What changed? What would have caused America to suddenly become so much more despairing in the year 2000?

One of the answers to this question is deceptively simple: trade normalization with China—what MIT economist David Autor has labeled “China Shock.” The differential effect of offshoring on America’s blue-collar workers helps explain the initial rise. In a 2018 paper, economists Justin Pierce and Peter Schott showed a relationship between exposure to China Shock and increase in suicides (as well as drug overdose deaths). “These results,” they write, “are consistent with [exposed white’s] relatively high employment in manufacturing, the sector most affected by the change in trade policy.”

Today, suicides remain concentrated among whites and Native Americans (who are frequently ignored in conversations about deaths of despair despite their shocking rates of OD, suicide, and alcohol-associated death). But these groups have always had higher rates of suicide compared with other ethnicities—what explains this disparity is debated.

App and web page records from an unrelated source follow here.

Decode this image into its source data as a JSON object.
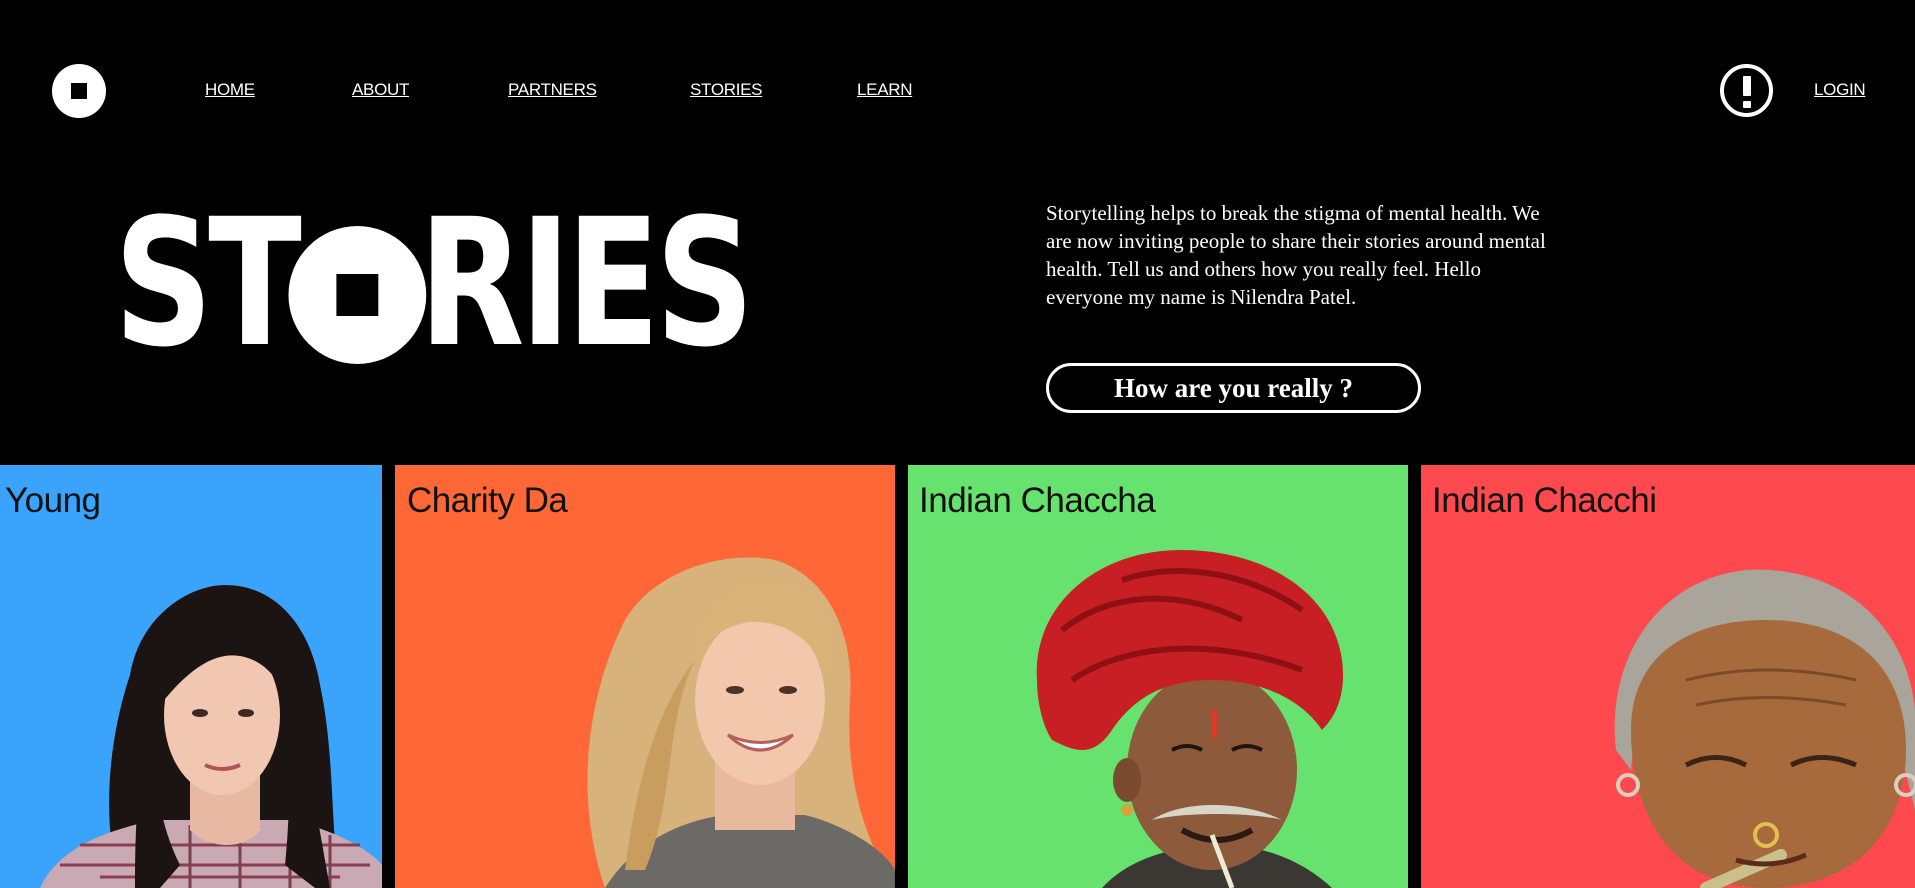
{
  "nav": {
    "items": [
      {
        "label": "HOME"
      },
      {
        "label": "ABOUT"
      },
      {
        "label": "PARTNERS"
      },
      {
        "label": "STORIES"
      },
      {
        "label": "LEARN"
      }
    ],
    "login_label": "LOGIN"
  },
  "hero": {
    "title_prefix": "ST",
    "title_suffix": "RIES",
    "description": "Storytelling helps to break the stigma of mental health. We are now inviting people to share their stories around mental health. Tell us and others how you really feel. Hello everyone my name is Nilendra Patel.",
    "cta_label": "How are you really ?"
  },
  "stories": [
    {
      "name": "Young",
      "color": "#3aa3fb"
    },
    {
      "name": "Charity Da",
      "color": "#ff6836"
    },
    {
      "name": "Indian Chaccha",
      "color": "#68e26e"
    },
    {
      "name": "Indian Chacchi",
      "color": "#fe4a4f"
    }
  ],
  "colors": {
    "background": "#000000",
    "text": "#ffffff"
  }
}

But whereas—per Pierce, Schott, Case, and Deaton—the suicide rise started among low-status, middle-aged whites, it appears to have spread.